== WHAT TO WORK ON ==
Copy out all lines bearing the word "Distance" from the listing below.

== THE RECORDS ==
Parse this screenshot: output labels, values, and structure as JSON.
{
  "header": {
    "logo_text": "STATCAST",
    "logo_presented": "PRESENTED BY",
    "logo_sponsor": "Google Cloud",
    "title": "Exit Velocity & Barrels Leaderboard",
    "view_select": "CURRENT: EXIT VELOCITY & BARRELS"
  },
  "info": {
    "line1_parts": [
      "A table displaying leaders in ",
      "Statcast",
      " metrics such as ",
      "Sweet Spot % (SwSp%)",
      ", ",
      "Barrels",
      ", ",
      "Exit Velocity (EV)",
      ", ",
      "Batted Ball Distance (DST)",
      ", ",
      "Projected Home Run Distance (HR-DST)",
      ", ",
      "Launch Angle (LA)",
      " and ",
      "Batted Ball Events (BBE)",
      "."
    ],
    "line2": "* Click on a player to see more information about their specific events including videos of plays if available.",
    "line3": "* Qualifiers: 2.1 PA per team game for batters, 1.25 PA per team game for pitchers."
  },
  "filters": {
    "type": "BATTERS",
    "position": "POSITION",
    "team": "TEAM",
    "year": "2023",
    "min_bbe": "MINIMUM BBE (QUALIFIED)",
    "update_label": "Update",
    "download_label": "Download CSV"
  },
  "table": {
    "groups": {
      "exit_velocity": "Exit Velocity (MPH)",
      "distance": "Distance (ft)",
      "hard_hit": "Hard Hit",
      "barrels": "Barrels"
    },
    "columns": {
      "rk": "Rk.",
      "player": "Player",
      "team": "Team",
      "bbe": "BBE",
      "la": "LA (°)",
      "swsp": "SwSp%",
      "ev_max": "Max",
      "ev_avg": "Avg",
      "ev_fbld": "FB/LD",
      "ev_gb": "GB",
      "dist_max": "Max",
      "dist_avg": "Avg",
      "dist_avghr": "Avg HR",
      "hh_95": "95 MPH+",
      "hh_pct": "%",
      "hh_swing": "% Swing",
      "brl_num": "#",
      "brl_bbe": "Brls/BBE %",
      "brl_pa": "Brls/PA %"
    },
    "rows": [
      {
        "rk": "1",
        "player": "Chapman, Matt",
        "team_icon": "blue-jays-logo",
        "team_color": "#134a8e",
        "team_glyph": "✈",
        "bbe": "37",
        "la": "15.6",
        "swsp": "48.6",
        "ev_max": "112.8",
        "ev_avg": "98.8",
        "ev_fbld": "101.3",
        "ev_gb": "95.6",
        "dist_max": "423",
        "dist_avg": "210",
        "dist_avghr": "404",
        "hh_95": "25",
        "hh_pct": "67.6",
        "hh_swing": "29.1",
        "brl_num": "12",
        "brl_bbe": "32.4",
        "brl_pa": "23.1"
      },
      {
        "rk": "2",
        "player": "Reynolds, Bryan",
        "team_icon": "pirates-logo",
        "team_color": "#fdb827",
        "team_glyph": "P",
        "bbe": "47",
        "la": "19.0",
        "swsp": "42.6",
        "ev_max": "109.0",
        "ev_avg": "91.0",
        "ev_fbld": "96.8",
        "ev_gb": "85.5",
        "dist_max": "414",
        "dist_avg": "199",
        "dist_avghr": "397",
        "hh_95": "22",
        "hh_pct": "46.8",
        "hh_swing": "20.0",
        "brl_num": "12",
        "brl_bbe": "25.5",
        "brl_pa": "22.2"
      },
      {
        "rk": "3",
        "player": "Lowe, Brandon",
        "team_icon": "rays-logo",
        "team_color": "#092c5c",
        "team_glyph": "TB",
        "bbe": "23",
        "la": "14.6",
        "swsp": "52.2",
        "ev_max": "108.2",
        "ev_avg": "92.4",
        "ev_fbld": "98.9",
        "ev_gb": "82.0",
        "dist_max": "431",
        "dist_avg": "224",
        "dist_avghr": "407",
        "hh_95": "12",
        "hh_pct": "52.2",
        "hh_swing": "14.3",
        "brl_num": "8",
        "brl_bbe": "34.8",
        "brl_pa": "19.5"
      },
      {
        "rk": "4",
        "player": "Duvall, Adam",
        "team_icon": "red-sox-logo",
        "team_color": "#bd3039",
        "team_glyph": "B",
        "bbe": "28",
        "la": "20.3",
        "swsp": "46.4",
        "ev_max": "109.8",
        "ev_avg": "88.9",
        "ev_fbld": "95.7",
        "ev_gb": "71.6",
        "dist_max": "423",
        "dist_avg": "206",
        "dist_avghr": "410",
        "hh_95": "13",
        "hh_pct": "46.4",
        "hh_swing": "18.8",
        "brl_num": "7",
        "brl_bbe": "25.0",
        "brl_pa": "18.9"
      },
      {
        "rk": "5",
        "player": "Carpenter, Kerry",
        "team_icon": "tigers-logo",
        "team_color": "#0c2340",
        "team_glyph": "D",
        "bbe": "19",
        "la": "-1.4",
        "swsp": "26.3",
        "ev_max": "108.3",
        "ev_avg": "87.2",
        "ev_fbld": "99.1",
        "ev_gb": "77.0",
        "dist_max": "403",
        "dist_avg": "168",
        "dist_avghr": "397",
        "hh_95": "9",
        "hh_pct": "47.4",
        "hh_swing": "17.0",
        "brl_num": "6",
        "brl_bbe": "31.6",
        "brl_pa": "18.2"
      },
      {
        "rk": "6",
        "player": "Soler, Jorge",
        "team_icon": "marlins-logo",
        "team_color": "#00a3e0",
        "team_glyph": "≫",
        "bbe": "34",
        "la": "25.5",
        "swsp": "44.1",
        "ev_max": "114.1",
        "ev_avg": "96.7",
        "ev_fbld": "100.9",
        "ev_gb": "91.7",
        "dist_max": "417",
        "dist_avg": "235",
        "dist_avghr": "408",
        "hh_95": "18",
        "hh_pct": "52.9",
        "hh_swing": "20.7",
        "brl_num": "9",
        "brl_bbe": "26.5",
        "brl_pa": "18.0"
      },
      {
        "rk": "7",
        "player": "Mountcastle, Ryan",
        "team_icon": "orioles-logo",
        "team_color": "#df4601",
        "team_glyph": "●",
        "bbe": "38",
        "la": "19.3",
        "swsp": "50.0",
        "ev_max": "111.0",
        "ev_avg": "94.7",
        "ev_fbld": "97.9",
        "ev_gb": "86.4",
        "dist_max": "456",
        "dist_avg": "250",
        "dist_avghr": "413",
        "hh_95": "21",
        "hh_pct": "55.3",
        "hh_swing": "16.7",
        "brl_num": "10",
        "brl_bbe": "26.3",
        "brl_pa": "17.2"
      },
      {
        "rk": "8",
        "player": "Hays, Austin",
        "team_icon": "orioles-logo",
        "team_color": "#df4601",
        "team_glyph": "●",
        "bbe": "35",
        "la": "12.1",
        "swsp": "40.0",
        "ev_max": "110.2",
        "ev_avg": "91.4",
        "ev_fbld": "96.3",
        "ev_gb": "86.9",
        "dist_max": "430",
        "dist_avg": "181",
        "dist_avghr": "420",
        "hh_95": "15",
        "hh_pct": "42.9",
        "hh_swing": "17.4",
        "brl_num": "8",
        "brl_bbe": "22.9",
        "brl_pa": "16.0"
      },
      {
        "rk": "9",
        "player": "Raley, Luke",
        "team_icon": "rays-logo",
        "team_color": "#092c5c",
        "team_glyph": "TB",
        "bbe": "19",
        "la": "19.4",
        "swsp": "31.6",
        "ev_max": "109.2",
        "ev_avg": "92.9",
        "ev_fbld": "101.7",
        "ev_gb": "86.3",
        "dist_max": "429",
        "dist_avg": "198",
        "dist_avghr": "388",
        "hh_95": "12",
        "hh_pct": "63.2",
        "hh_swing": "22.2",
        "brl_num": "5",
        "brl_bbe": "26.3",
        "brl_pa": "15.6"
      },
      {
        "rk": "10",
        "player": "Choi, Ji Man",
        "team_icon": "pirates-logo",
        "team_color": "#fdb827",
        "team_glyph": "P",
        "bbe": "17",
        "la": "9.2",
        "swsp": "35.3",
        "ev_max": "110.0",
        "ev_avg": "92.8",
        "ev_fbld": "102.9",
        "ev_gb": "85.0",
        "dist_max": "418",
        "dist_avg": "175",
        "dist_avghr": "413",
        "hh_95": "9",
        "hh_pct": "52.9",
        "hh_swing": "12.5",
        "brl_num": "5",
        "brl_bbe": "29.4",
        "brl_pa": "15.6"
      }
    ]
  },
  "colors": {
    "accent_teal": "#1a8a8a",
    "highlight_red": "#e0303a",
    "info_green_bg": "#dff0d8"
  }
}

== TASK RESPONSE ==
      "Batted Ball Distance (DST)",
      "Projected Home Run Distance (HR-DST)",
      "distance": "Distance (ft)",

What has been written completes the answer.